── Extracted data

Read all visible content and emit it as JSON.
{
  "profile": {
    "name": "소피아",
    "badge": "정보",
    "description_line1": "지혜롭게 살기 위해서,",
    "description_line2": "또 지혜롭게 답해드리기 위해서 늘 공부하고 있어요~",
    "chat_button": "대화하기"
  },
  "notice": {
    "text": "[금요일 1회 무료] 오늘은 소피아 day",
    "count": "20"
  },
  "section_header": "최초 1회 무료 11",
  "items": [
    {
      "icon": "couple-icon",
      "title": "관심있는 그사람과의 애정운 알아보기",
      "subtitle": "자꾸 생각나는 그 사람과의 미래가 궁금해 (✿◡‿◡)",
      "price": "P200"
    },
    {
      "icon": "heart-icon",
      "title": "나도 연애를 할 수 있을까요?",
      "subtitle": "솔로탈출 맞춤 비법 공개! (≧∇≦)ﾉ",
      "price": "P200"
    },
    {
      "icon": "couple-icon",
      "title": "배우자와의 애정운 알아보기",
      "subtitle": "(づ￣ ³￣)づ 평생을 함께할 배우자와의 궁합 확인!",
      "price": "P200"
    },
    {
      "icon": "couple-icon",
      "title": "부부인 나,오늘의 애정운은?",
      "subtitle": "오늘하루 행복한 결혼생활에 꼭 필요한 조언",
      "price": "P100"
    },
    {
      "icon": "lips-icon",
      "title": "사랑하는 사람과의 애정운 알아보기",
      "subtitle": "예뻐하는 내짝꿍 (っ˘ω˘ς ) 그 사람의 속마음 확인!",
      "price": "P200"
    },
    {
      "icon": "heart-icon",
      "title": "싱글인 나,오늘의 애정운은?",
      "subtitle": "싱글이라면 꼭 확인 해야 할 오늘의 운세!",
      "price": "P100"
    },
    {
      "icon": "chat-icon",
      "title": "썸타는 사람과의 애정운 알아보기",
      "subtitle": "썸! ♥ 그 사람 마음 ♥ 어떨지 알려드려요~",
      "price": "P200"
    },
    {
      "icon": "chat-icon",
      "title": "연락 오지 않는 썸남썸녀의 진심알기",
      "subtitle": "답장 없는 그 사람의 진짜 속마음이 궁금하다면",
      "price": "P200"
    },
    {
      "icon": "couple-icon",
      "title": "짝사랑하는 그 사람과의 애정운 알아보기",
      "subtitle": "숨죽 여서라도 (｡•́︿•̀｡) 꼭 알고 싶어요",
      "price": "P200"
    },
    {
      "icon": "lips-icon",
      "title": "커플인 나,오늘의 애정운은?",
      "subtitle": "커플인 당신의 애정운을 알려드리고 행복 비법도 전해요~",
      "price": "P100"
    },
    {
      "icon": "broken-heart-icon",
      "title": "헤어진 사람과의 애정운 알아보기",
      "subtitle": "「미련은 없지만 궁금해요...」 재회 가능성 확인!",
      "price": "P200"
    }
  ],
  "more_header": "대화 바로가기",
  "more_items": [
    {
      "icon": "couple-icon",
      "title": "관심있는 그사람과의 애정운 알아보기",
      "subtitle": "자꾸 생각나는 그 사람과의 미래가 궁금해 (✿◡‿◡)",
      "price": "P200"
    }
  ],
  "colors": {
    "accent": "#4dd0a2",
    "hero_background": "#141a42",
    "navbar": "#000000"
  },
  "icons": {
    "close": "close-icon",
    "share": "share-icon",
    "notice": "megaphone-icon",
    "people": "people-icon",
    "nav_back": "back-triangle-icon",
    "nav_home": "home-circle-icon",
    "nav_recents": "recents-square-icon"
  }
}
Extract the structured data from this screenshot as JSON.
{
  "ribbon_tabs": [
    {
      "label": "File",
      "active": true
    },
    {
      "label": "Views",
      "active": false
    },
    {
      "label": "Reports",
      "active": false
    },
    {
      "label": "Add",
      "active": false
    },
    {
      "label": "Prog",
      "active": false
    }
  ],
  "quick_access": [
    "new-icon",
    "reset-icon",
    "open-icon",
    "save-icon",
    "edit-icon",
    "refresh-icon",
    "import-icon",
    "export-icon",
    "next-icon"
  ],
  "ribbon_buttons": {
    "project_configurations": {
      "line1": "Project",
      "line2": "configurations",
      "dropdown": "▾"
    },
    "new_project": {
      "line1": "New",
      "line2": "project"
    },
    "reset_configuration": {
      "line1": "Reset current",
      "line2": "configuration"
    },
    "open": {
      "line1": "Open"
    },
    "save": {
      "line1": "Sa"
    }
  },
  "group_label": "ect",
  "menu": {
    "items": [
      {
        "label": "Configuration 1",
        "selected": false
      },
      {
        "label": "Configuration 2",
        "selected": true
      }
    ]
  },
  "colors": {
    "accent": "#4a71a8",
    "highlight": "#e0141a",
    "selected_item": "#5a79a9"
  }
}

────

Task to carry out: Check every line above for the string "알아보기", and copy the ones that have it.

Problem solution:
      "title": "관심있는 그사람과의 애정운 알아보기",
      "title": "배우자와의 애정운 알아보기",
      "title": "사랑하는 사람과의 애정운 알아보기",
      "title": "썸타는 사람과의 애정운 알아보기",
      "title": "짝사랑하는 그 사람과의 애정운 알아보기",
      "title": "헤어진 사람과의 애정운 알아보기",
      "title": "관심있는 그사람과의 애정운 알아보기",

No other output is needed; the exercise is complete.